START Material shown

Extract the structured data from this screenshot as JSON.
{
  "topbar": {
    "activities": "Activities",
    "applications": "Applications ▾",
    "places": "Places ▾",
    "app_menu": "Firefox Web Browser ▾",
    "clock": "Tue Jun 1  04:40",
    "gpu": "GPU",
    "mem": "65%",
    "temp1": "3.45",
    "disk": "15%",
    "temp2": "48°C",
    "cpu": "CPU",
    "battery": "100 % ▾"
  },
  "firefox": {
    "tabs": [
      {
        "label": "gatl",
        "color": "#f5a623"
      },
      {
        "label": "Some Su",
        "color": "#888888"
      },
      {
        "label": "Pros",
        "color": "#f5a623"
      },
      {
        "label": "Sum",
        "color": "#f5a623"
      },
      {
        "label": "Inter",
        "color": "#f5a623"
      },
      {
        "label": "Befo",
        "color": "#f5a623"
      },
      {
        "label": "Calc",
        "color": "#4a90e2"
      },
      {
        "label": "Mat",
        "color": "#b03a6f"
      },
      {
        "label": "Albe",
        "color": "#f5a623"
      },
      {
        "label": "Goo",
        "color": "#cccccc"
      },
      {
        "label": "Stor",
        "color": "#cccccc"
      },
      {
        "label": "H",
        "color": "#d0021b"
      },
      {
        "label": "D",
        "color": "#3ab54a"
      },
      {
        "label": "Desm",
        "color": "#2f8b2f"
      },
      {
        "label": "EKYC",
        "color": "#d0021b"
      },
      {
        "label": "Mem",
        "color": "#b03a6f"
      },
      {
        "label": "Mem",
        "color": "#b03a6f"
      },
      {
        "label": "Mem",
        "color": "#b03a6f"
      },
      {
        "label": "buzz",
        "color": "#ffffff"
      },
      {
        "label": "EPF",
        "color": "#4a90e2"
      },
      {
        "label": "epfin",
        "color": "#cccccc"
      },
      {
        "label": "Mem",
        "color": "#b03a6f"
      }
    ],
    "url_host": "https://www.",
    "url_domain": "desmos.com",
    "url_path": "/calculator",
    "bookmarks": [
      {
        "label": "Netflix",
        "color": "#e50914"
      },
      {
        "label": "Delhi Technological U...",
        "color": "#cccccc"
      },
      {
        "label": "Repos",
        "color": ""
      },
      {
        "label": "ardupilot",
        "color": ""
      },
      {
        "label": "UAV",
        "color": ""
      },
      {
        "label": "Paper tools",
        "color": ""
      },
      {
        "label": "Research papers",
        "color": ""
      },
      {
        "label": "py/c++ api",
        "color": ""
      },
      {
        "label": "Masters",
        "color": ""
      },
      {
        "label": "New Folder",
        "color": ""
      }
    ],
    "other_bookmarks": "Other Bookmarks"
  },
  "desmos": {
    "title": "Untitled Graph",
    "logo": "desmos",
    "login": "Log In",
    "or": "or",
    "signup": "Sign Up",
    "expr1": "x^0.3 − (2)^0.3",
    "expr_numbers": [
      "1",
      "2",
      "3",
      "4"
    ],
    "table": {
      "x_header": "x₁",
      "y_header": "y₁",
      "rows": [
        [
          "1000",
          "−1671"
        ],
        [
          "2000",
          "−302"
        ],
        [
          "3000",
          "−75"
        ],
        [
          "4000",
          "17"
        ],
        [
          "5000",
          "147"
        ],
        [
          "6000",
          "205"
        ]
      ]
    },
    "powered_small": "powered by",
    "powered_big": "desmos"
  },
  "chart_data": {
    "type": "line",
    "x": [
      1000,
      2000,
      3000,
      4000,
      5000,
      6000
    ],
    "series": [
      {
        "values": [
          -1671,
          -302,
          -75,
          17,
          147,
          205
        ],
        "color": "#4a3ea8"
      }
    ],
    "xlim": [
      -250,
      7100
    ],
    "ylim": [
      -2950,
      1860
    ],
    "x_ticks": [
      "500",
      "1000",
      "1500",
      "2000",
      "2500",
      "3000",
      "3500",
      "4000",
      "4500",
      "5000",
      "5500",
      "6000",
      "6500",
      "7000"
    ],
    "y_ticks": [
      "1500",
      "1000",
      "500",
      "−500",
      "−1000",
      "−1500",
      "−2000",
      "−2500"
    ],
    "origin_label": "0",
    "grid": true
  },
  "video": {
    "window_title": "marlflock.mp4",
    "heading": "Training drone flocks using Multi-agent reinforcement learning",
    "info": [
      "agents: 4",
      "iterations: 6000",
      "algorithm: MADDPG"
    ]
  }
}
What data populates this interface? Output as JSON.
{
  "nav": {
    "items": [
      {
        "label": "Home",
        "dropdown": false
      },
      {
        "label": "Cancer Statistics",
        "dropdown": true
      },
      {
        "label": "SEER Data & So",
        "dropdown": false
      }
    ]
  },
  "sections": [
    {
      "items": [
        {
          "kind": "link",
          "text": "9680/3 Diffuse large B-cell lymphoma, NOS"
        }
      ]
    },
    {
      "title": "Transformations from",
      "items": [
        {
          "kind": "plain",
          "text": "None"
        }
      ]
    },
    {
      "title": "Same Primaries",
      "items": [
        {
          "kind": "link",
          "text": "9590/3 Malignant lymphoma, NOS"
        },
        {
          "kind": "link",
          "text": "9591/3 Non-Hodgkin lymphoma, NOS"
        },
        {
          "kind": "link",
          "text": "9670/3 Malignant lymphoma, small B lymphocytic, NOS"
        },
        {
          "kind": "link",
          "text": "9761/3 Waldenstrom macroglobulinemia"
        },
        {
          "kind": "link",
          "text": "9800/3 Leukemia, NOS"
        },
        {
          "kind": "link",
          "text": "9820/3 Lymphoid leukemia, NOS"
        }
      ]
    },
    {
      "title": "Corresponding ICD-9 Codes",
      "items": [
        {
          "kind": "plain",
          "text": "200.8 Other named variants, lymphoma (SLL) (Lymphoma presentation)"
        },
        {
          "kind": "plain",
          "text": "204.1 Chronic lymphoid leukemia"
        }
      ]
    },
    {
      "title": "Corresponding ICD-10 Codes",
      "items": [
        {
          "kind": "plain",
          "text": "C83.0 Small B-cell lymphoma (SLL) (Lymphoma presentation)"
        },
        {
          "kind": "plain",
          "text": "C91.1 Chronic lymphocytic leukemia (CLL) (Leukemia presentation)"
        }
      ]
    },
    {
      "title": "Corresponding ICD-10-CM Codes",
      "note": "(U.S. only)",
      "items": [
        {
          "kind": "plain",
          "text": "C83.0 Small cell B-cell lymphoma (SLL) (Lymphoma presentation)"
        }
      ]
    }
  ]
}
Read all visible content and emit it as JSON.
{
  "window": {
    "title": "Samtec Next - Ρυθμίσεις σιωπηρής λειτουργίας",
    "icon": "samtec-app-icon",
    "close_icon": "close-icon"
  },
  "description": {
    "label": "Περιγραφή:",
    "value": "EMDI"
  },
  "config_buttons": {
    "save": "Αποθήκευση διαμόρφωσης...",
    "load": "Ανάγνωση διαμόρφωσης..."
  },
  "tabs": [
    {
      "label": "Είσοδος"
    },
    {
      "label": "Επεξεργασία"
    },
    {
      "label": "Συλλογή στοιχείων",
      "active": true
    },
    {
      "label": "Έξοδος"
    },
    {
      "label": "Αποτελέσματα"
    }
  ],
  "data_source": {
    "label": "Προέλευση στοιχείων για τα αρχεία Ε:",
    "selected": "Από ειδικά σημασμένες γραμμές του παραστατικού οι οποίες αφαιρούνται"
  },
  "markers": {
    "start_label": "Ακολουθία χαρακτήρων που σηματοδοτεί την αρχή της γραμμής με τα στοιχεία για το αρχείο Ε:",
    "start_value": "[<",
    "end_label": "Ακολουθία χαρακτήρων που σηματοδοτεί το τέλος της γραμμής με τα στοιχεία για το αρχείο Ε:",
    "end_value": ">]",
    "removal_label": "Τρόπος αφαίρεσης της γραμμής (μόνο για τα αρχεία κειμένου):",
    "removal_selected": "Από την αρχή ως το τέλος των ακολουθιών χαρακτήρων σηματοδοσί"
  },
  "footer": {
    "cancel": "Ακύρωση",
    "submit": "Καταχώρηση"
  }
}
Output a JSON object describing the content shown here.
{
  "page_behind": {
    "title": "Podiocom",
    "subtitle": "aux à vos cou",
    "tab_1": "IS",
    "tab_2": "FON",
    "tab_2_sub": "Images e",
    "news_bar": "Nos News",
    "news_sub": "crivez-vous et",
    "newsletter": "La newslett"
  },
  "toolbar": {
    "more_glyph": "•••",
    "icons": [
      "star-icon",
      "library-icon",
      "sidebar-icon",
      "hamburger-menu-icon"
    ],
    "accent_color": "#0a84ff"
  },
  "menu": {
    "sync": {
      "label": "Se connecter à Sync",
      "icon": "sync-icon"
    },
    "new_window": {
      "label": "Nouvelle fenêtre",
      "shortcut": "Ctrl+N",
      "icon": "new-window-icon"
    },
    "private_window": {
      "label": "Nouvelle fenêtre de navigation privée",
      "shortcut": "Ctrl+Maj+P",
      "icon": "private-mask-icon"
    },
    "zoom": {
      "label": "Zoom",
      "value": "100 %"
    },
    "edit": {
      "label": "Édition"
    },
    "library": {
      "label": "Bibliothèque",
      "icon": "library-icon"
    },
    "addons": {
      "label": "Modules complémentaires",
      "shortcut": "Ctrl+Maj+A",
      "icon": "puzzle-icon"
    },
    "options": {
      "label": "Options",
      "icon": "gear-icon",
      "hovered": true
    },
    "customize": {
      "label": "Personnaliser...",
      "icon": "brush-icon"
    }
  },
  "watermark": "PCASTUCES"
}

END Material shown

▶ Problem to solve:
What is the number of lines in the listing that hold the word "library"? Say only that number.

▶ Solution for this task:
3